Your goal >>
Nothing in the records may be left out; restate them word for word.

_ _ _ _ _

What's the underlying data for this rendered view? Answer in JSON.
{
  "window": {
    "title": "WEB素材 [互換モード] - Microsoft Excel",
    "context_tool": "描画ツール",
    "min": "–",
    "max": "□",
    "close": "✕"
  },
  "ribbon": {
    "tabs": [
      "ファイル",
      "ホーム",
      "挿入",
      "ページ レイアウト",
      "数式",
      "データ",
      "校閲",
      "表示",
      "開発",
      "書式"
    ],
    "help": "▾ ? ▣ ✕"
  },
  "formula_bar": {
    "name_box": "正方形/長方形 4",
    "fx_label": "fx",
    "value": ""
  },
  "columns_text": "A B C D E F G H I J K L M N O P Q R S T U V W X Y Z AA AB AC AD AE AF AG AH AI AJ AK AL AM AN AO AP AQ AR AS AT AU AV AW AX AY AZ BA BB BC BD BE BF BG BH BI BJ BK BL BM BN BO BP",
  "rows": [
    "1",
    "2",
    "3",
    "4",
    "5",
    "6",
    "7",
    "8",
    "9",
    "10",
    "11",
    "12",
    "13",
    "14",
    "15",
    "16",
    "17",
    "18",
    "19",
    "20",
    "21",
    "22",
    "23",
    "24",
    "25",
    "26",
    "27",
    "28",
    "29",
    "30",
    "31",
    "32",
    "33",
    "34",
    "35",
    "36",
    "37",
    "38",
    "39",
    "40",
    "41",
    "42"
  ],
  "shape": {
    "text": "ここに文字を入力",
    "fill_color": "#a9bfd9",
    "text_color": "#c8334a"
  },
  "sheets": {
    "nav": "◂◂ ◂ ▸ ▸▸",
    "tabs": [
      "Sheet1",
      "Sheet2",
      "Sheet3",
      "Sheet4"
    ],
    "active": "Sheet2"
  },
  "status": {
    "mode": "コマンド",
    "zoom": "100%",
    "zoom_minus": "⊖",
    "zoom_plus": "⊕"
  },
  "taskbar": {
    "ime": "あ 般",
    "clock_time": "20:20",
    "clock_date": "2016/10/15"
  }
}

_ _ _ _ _

Result >>
What's the underlying data for this rendered view? Answer in JSON.
{
  "window": {
    "title": "WEB素材 [互換モード] - Microsoft Excel",
    "context_tool": "描画ツール",
    "min": "–",
    "max": "□",
    "close": "✕"
  },
  "ribbon": {
    "tabs": [
      "ファイル",
      "ホーム",
      "挿入",
      "ページ レイアウト",
      "数式",
      "データ",
      "校閲",
      "表示",
      "開発",
      "書式"
    ],
    "help": "▾ ? ▣ ✕"
  },
  "formula_bar": {
    "name_box": "正方形/長方形 4",
    "fx_label": "fx",
    "value": ""
  },
  "columns_text": "A B C D E F G H I J K L M N O P Q R S T U V W X Y Z AA AB AC AD AE AF AG AH AI AJ AK AL AM AN AO AP AQ AR AS AT AU AV AW AX AY AZ BA BB BC BD BE BF BG BH BI BJ BK BL BM BN BO BP",
  "rows": [
    "1",
    "2",
    "3",
    "4",
    "5",
    "6",
    "7",
    "8",
    "9",
    "10",
    "11",
    "12",
    "13",
    "14",
    "15",
    "16",
    "17",
    "18",
    "19",
    "20",
    "21",
    "22",
    "23",
    "24",
    "25",
    "26",
    "27",
    "28",
    "29",
    "30",
    "31",
    "32",
    "33",
    "34",
    "35",
    "36",
    "37",
    "38",
    "39",
    "40",
    "41",
    "42"
  ],
  "shape": {
    "text": "ここに文字を入力",
    "fill_color": "#a9bfd9",
    "text_color": "#c8334a"
  },
  "sheets": {
    "nav": "◂◂ ◂ ▸ ▸▸",
    "tabs": [
      "Sheet1",
      "Sheet2",
      "Sheet3",
      "Sheet4"
    ],
    "active": "Sheet2"
  },
  "status": {
    "mode": "コマンド",
    "zoom": "100%",
    "zoom_minus": "⊖",
    "zoom_plus": "⊕"
  },
  "taskbar": {
    "ime": "あ 般",
    "clock_time": "20:20",
    "clock_date": "2016/10/15"
  }
}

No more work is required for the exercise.